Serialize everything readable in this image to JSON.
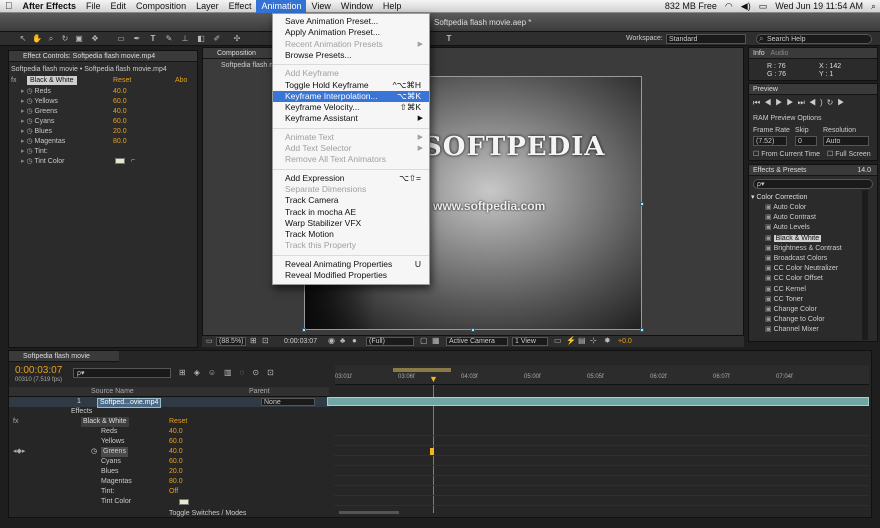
{
  "menubar": {
    "apple_icon": "apple-icon",
    "app": "After Effects",
    "items": [
      "File",
      "Edit",
      "Composition",
      "Layer",
      "Effect",
      "Animation",
      "View",
      "Window",
      "Help"
    ],
    "active": "Animation",
    "memory": "832 MB Free",
    "datetime": "Wed Jun 19  11:54 AM"
  },
  "title": {
    "file": "Softpedia flash movie.aep *"
  },
  "workspace": {
    "label": "Workspace:",
    "value": "Standard",
    "search_placeholder": "Search Help"
  },
  "effect_controls": {
    "tab": "Effect Controls: Softpedia flash movie.mp4",
    "breadcrumb": "Softpedia flash movie • Softpedia flash movie.mp4",
    "effect_name": "Black & White",
    "reset": "Reset",
    "about": "Abo",
    "params": [
      {
        "name": "Reds",
        "value": "40.0"
      },
      {
        "name": "Yellows",
        "value": "60.0"
      },
      {
        "name": "Greens",
        "value": "40.0"
      },
      {
        "name": "Cyans",
        "value": "60.0"
      },
      {
        "name": "Blues",
        "value": "20.0"
      },
      {
        "name": "Magentas",
        "value": "80.0"
      },
      {
        "name": "Tint:",
        "value": ""
      },
      {
        "name": "Tint Color",
        "value": ""
      }
    ]
  },
  "composition": {
    "tab": "Composition",
    "sub": "Softpedia flash m",
    "frame_text": "SOFTPEDIA",
    "frame_url": "www.softpedia.com"
  },
  "viewer_footer": {
    "zoom": "(88.5%)",
    "time": "0:00:03:07",
    "res": "(Full)",
    "camera": "Active Camera",
    "view": "1 View",
    "exposure": "+0.0"
  },
  "animation_menu": [
    {
      "label": "Save Animation Preset...",
      "state": "normal",
      "shortcut": ""
    },
    {
      "label": "Apply Animation Preset...",
      "state": "normal",
      "shortcut": ""
    },
    {
      "label": "Recent Animation Presets",
      "state": "disabled",
      "shortcut": "",
      "submenu": true
    },
    {
      "label": "Browse Presets...",
      "state": "normal",
      "shortcut": ""
    },
    {
      "sep": true
    },
    {
      "label": "Add Keyframe",
      "state": "disabled",
      "shortcut": ""
    },
    {
      "label": "Toggle Hold Keyframe",
      "state": "normal",
      "shortcut": "^⌥⌘H"
    },
    {
      "label": "Keyframe Interpolation...",
      "state": "highlighted",
      "shortcut": "⌥⌘K"
    },
    {
      "label": "Keyframe Velocity...",
      "state": "normal",
      "shortcut": "⇧⌘K"
    },
    {
      "label": "Keyframe Assistant",
      "state": "normal",
      "shortcut": "",
      "submenu": true
    },
    {
      "sep": true
    },
    {
      "label": "Animate Text",
      "state": "disabled",
      "shortcut": "",
      "submenu": true
    },
    {
      "label": "Add Text Selector",
      "state": "disabled",
      "shortcut": "",
      "submenu": true
    },
    {
      "label": "Remove All Text Animators",
      "state": "disabled",
      "shortcut": ""
    },
    {
      "sep": true
    },
    {
      "label": "Add Expression",
      "state": "normal",
      "shortcut": "⌥⇧="
    },
    {
      "label": "Separate Dimensions",
      "state": "disabled",
      "shortcut": ""
    },
    {
      "label": "Track Camera",
      "state": "normal",
      "shortcut": ""
    },
    {
      "label": "Track in mocha AE",
      "state": "normal",
      "shortcut": ""
    },
    {
      "label": "Warp Stabilizer VFX",
      "state": "normal",
      "shortcut": ""
    },
    {
      "label": "Track Motion",
      "state": "normal",
      "shortcut": ""
    },
    {
      "label": "Track this Property",
      "state": "disabled",
      "shortcut": ""
    },
    {
      "sep": true
    },
    {
      "label": "Reveal Animating Properties",
      "state": "normal",
      "shortcut": "U"
    },
    {
      "label": "Reveal Modified Properties",
      "state": "normal",
      "shortcut": ""
    }
  ],
  "info": {
    "tab": "Info",
    "tab2": "Audio",
    "r": "R : 76",
    "g": "G : 76",
    "x": "X : 142",
    "y": "Y : 1"
  },
  "preview": {
    "tab": "Preview",
    "ram": "RAM Preview Options",
    "frame_rate": "Frame Rate",
    "skip": "Skip",
    "resolution": "Resolution",
    "fr_value": "(7.52)",
    "skip_value": "0",
    "res_value": "Auto",
    "from_current": "From Current Time",
    "full_screen": "Full Screen"
  },
  "effects_presets": {
    "tab": "Effects & Presets",
    "version": "14.0",
    "search_placeholder": "ρ▾",
    "category": "Color Correction",
    "items": [
      "Auto Color",
      "Auto Contrast",
      "Auto Levels",
      "Black & White",
      "Brightness & Contrast",
      "Broadcast Colors",
      "CC Color Neutralizer",
      "CC Color Offset",
      "CC Kernel",
      "CC Toner",
      "Change Color",
      "Change to Color",
      "Channel Mixer"
    ],
    "selected": "Black & White"
  },
  "timeline": {
    "tab": "Softpedia flash movie",
    "timecode": "0:00:03:07",
    "fps": "00310 (7.519 fps)",
    "search_placeholder": "ρ▾",
    "col_source": "Source Name",
    "col_parent": "Parent",
    "layer_num": "1",
    "layer_name": "Softped...ovie.mp4",
    "parent_value": "None",
    "effects_label": "Effects",
    "fx_label": "fx",
    "effect": "Black & White",
    "reset": "Reset",
    "params": [
      {
        "name": "Reds",
        "value": "40.0"
      },
      {
        "name": "Yellows",
        "value": "60.0"
      },
      {
        "name": "Greens",
        "value": "40.0"
      },
      {
        "name": "Cyans",
        "value": "60.0"
      },
      {
        "name": "Blues",
        "value": "20.0"
      },
      {
        "name": "Magentas",
        "value": "80.0"
      },
      {
        "name": "Tint:",
        "value": "Off"
      },
      {
        "name": "Tint Color",
        "value": ""
      }
    ],
    "ruler": [
      "03:01f",
      "03:06f",
      "04:03f",
      "05:00f",
      "05:05f",
      "06:02f",
      "06:07f",
      "07:04f"
    ],
    "toggle": "Toggle Switches / Modes"
  },
  "colors": {
    "accent": "#3875d7",
    "value": "#e6a020",
    "keyframe": "#e6553a"
  }
}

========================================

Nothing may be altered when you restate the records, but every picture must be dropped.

▶ **Written reply**
Serialize everything readable in this image to JSON.
{
  "menubar": {
    "apple_icon": "apple-icon",
    "app": "After Effects",
    "items": [
      "File",
      "Edit",
      "Composition",
      "Layer",
      "Effect",
      "Animation",
      "View",
      "Window",
      "Help"
    ],
    "active": "Animation",
    "memory": "832 MB Free",
    "datetime": "Wed Jun 19  11:54 AM"
  },
  "title": {
    "file": "Softpedia flash movie.aep *"
  },
  "workspace": {
    "label": "Workspace:",
    "value": "Standard",
    "search_placeholder": "Search Help"
  },
  "effect_controls": {
    "tab": "Effect Controls: Softpedia flash movie.mp4",
    "breadcrumb": "Softpedia flash movie • Softpedia flash movie.mp4",
    "effect_name": "Black & White",
    "reset": "Reset",
    "about": "Abo",
    "params": [
      {
        "name": "Reds",
        "value": "40.0"
      },
      {
        "name": "Yellows",
        "value": "60.0"
      },
      {
        "name": "Greens",
        "value": "40.0"
      },
      {
        "name": "Cyans",
        "value": "60.0"
      },
      {
        "name": "Blues",
        "value": "20.0"
      },
      {
        "name": "Magentas",
        "value": "80.0"
      },
      {
        "name": "Tint:",
        "value": ""
      },
      {
        "name": "Tint Color",
        "value": ""
      }
    ]
  },
  "composition": {
    "tab": "Composition",
    "sub": "Softpedia flash m",
    "frame_text": "SOFTPEDIA",
    "frame_url": "www.softpedia.com"
  },
  "viewer_footer": {
    "zoom": "(88.5%)",
    "time": "0:00:03:07",
    "res": "(Full)",
    "camera": "Active Camera",
    "view": "1 View",
    "exposure": "+0.0"
  },
  "animation_menu": [
    {
      "label": "Save Animation Preset...",
      "state": "normal",
      "shortcut": ""
    },
    {
      "label": "Apply Animation Preset...",
      "state": "normal",
      "shortcut": ""
    },
    {
      "label": "Recent Animation Presets",
      "state": "disabled",
      "shortcut": "",
      "submenu": true
    },
    {
      "label": "Browse Presets...",
      "state": "normal",
      "shortcut": ""
    },
    {
      "sep": true
    },
    {
      "label": "Add Keyframe",
      "state": "disabled",
      "shortcut": ""
    },
    {
      "label": "Toggle Hold Keyframe",
      "state": "normal",
      "shortcut": "^⌥⌘H"
    },
    {
      "label": "Keyframe Interpolation...",
      "state": "highlighted",
      "shortcut": "⌥⌘K"
    },
    {
      "label": "Keyframe Velocity...",
      "state": "normal",
      "shortcut": "⇧⌘K"
    },
    {
      "label": "Keyframe Assistant",
      "state": "normal",
      "shortcut": "",
      "submenu": true
    },
    {
      "sep": true
    },
    {
      "label": "Animate Text",
      "state": "disabled",
      "shortcut": "",
      "submenu": true
    },
    {
      "label": "Add Text Selector",
      "state": "disabled",
      "shortcut": "",
      "submenu": true
    },
    {
      "label": "Remove All Text Animators",
      "state": "disabled",
      "shortcut": ""
    },
    {
      "sep": true
    },
    {
      "label": "Add Expression",
      "state": "normal",
      "shortcut": "⌥⇧="
    },
    {
      "label": "Separate Dimensions",
      "state": "disabled",
      "shortcut": ""
    },
    {
      "label": "Track Camera",
      "state": "normal",
      "shortcut": ""
    },
    {
      "label": "Track in mocha AE",
      "state": "normal",
      "shortcut": ""
    },
    {
      "label": "Warp Stabilizer VFX",
      "state": "normal",
      "shortcut": ""
    },
    {
      "label": "Track Motion",
      "state": "normal",
      "shortcut": ""
    },
    {
      "label": "Track this Property",
      "state": "disabled",
      "shortcut": ""
    },
    {
      "sep": true
    },
    {
      "label": "Reveal Animating Properties",
      "state": "normal",
      "shortcut": "U"
    },
    {
      "label": "Reveal Modified Properties",
      "state": "normal",
      "shortcut": ""
    }
  ],
  "info": {
    "tab": "Info",
    "tab2": "Audio",
    "r": "R : 76",
    "g": "G : 76",
    "x": "X : 142",
    "y": "Y : 1"
  },
  "preview": {
    "tab": "Preview",
    "ram": "RAM Preview Options",
    "frame_rate": "Frame Rate",
    "skip": "Skip",
    "resolution": "Resolution",
    "fr_value": "(7.52)",
    "skip_value": "0",
    "res_value": "Auto",
    "from_current": "From Current Time",
    "full_screen": "Full Screen"
  },
  "effects_presets": {
    "tab": "Effects & Presets",
    "version": "14.0",
    "search_placeholder": "ρ▾",
    "category": "Color Correction",
    "items": [
      "Auto Color",
      "Auto Contrast",
      "Auto Levels",
      "Black & White",
      "Brightness & Contrast",
      "Broadcast Colors",
      "CC Color Neutralizer",
      "CC Color Offset",
      "CC Kernel",
      "CC Toner",
      "Change Color",
      "Change to Color",
      "Channel Mixer"
    ],
    "selected": "Black & White"
  },
  "timeline": {
    "tab": "Softpedia flash movie",
    "timecode": "0:00:03:07",
    "fps": "00310 (7.519 fps)",
    "search_placeholder": "ρ▾",
    "col_source": "Source Name",
    "col_parent": "Parent",
    "layer_num": "1",
    "layer_name": "Softped...ovie.mp4",
    "parent_value": "None",
    "effects_label": "Effects",
    "fx_label": "fx",
    "effect": "Black & White",
    "reset": "Reset",
    "params": [
      {
        "name": "Reds",
        "value": "40.0"
      },
      {
        "name": "Yellows",
        "value": "60.0"
      },
      {
        "name": "Greens",
        "value": "40.0"
      },
      {
        "name": "Cyans",
        "value": "60.0"
      },
      {
        "name": "Blues",
        "value": "20.0"
      },
      {
        "name": "Magentas",
        "value": "80.0"
      },
      {
        "name": "Tint:",
        "value": "Off"
      },
      {
        "name": "Tint Color",
        "value": ""
      }
    ],
    "ruler": [
      "03:01f",
      "03:06f",
      "04:03f",
      "05:00f",
      "05:05f",
      "06:02f",
      "06:07f",
      "07:04f"
    ],
    "toggle": "Toggle Switches / Modes"
  },
  "colors": {
    "accent": "#3875d7",
    "value": "#e6a020",
    "keyframe": "#e6553a"
  }
}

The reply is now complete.